Leaders encounter critical ethical dilemmas during their efforts to provide care and services to the clients. Among the areas where such issues are common is within the health care sector. The dilemmas arise in the event that one cause of action is likely to conflict with another while both of them might appear right (Woods, 2014). For example, when dealing with a patient, it is possible to encounter a situation where one possible decision is in the best interest of the client, while the same position goes against the right thing to do as per the service provider or the health care organization. The situations are very common, and the leader should always know what to do as guided by ethical frameworks in decision-making. One of the commonly used ethical principles is the deontological ethical model.
One of the ethical frameworks that can be used in decision-making in health care is the deontological code. This concept looks at the character of the action and the ethics of duty. It considers the duty of the health care provider to offer services for the greatest good of the patient. Unlike other models such as utilitarianism, the model tends to be patient-centered. Regardless of the consequences, harm is unacceptable (Marquis & Huston, 2017). Use of this model means that the decision made is for the good of the individual and not necessarily the society. By nature, the relationship between the care provider and the patient is deontological in nature. In fact, it is about the general good of the patient.
While working as a leader, I have encountered a number of ethical dilemmas. One of them was in a health care environment. I have encountered situations that require balancing the needs of the patient and the cost of care for the organization. The pharmaceutical companies have brought very costly treatment, some of which some patients are not able to afford. At the same time, there are generic treatments that are cheaper, but less effective. Many of the patients that are under our care are not able to afford the costly treatment options. The ethical dilemma arises from the need to provide safe and quality care within the cost parameters (Martin, 2014). It is a delicate balance because providing the effective procedures will jeopardize the ability to pay.
The morality of an action depends on what the individual actor believes to be the right or wrong. In the situation, the leader will have to look from deep within the self to determine the best cause of action. As a moral actor, the best cause of action is to provide the patient with the most effective medical care and not considering the cost. The cost for the health care should take the second priority after the patient has received the safe and quality care. It is a moral duty to protect the life of a fellow human being without caring about what it will cost. In the situation, the concern will be to use the most effective treatment to save the life of the patient (Disch, 2014). The idea is critical in advocating for the best outcomes for the patients.
The ethical code necessitates that the care for the patient should take a priority. The decision to provide effective treatment to the patient emanates from the ethical duty of the providers to care for the patient.
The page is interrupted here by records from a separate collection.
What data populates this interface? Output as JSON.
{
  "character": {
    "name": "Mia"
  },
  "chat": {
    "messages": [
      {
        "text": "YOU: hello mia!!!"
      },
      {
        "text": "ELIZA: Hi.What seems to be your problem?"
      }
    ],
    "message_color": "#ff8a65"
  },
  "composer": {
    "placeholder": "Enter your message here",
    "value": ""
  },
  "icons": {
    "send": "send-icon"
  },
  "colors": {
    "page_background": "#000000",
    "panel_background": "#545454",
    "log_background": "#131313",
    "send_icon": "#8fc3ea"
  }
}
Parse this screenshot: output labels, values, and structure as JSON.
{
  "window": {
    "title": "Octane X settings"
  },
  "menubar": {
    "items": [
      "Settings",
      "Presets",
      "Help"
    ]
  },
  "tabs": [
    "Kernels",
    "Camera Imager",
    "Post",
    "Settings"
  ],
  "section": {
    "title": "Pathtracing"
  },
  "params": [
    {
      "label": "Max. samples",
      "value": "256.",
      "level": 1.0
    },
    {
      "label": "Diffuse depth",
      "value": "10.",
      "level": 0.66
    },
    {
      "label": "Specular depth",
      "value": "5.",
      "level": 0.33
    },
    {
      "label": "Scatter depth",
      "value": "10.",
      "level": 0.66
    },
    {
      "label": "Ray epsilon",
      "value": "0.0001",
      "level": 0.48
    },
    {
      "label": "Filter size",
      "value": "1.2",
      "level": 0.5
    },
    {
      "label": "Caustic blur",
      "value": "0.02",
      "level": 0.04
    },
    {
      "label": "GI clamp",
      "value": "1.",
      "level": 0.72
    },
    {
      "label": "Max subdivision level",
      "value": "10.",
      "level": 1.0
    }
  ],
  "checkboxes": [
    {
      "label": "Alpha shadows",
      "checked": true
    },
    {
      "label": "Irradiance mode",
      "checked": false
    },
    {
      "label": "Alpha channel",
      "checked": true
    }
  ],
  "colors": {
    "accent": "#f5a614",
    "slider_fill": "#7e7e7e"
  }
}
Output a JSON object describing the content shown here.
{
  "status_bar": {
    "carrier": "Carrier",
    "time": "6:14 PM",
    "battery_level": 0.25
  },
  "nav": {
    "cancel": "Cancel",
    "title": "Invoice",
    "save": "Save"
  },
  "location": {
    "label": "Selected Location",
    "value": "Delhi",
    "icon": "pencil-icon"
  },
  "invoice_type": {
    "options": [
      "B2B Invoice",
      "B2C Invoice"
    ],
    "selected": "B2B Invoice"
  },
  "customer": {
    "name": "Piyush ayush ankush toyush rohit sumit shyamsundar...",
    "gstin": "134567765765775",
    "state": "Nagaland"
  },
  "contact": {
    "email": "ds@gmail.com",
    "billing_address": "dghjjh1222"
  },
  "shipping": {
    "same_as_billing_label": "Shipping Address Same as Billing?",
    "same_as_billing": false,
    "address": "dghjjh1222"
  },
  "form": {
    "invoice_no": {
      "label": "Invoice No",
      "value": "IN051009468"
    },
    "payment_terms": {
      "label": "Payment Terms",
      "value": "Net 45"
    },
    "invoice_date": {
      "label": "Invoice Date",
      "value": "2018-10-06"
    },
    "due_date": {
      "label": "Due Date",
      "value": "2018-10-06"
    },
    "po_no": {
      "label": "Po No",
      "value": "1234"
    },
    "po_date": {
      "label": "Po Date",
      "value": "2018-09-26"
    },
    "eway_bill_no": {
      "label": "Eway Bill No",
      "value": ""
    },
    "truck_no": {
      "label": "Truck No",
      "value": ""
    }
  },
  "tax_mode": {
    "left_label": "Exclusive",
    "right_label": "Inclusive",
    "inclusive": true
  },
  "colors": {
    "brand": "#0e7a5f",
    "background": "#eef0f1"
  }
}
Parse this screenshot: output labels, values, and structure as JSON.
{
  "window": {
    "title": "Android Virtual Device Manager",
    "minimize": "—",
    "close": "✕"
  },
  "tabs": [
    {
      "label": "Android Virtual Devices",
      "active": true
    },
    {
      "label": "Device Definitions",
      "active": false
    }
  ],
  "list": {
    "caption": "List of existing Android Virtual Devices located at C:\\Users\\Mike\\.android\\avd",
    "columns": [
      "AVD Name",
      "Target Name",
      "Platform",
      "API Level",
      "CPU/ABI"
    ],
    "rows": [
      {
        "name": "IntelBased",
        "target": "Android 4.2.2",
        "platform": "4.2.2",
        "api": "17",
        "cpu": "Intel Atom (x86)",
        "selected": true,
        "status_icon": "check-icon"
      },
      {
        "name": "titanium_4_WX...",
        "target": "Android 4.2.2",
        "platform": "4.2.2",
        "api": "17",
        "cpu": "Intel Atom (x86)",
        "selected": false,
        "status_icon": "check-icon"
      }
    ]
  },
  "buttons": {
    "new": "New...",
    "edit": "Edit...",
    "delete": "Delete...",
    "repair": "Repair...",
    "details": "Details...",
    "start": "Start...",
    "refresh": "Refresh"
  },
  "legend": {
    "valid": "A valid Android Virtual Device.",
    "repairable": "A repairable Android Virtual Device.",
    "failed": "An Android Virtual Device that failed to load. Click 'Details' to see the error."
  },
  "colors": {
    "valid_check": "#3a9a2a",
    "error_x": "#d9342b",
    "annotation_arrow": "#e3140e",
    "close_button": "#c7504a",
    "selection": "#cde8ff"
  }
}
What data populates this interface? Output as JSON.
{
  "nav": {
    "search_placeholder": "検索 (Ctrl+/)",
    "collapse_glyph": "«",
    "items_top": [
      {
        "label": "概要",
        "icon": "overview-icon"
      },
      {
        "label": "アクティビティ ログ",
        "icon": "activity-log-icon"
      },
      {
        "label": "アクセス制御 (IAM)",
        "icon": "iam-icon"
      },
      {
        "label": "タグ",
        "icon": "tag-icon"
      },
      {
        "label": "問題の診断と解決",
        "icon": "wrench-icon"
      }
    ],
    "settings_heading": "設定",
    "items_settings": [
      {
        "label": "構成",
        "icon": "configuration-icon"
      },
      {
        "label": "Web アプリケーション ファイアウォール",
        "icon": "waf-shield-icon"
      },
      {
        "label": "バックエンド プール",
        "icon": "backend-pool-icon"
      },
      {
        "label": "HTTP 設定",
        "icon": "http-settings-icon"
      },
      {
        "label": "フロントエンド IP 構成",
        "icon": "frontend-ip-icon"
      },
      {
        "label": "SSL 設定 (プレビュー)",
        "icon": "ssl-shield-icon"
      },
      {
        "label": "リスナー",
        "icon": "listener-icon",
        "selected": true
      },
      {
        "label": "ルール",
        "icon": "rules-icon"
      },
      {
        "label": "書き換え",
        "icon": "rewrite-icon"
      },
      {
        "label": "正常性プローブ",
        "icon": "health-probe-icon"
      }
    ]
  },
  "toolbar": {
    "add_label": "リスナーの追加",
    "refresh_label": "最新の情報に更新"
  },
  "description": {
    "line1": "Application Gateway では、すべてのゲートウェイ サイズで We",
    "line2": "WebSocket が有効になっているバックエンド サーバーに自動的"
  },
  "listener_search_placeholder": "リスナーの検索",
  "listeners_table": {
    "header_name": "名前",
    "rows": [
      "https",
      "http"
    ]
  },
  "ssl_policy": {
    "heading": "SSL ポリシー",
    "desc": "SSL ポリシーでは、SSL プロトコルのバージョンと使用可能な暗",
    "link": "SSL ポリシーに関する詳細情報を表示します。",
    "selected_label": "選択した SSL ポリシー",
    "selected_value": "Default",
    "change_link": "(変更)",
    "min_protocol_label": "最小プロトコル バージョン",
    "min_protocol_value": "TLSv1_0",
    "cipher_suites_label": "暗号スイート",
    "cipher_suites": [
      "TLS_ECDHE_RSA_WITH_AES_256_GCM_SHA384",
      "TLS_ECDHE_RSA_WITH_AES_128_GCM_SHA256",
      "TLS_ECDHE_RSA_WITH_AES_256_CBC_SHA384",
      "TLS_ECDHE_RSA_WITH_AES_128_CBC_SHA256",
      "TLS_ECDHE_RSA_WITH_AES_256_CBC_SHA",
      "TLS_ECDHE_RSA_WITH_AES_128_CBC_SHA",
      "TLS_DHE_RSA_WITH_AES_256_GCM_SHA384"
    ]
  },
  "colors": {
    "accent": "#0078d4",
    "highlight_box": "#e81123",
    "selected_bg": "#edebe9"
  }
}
The focus should be on caring for the client to restore health without taking undue consideration on what it will cost the healthcare system (Woods, 2014). Deviation from the act of caring based on other factors will be unethical. Therefore, for the care provider, the most ethical act will be to provide timely and effective care to the patient and then take into account the cost and the sources of funds afterward. Any other act will be a contravention of the ethical code of duty that guides health care service provision.
From a legal perspective, the situation can be considered through the lens of medical negligence. When the patient comes to a health care facility, he/she has the right to receive the most effective and quality care (Marquis & Huston, 2017). As long as the medical resources are available, they should be used by the provider to care for the patient. The cost of care should not be used as the basis for denying that kind of care. In this case, the care provider can be sued for negligence when it is proven that the kind of care that could have saved the life of the patient was denied because of cost (Laureate Education, 2012a). The case can end up being very costly for the provider and the health care facility.
The moral agent is one with the capacity to act in an ethical right manner. The person is able to distinguish between the right and the wrong and has accountability for the decision he/she takes. As a moral agent, it is necessary to avoid causing undue harm. In the situation, as a moral agent, I will take the cause of action that will prevent any harm to the patient (Woods, 2014). Denying patients a proper treatment based on the cost is morally wrong because it could even lead to death. Hence, as a moral agent, I will not allow the cost of the treatment to be the basis for the decision that I will make. The positive outcome for the patient is what will be the grounds for my decision. My role as a moral agent is to ensure that all the decisions I make are founded on the morality of the action that I take.
My Keirsey assessment results indicate that my personality type is that of a guardian. My particular type of guardian is a guardian provider. The leadership style that goes well with this personality style is servant leadership. I am an individual who is inclined more to serving than in being served. The style goes well with my career as a care provider and the leadership position. Leadership in health care requires the kind of leader who has the interests of others at heart (Marquis & Huston, 2017). The style also serves me well when I have to make decisions relating to the care for my patients. I always make decisions that are guided by morality and the propensity to care. I always make sure that the needs of other people are met in a safe and secure environment. My focus is always on the positive outcomes for those who depend on me for their care and wellbeing. The emphasis is not only when dealing with the patients but also those who work under me (Cianci, Hannah, Roberts, & Tsakumis, 2014). Such leadership allows for the followers to become better at providing care.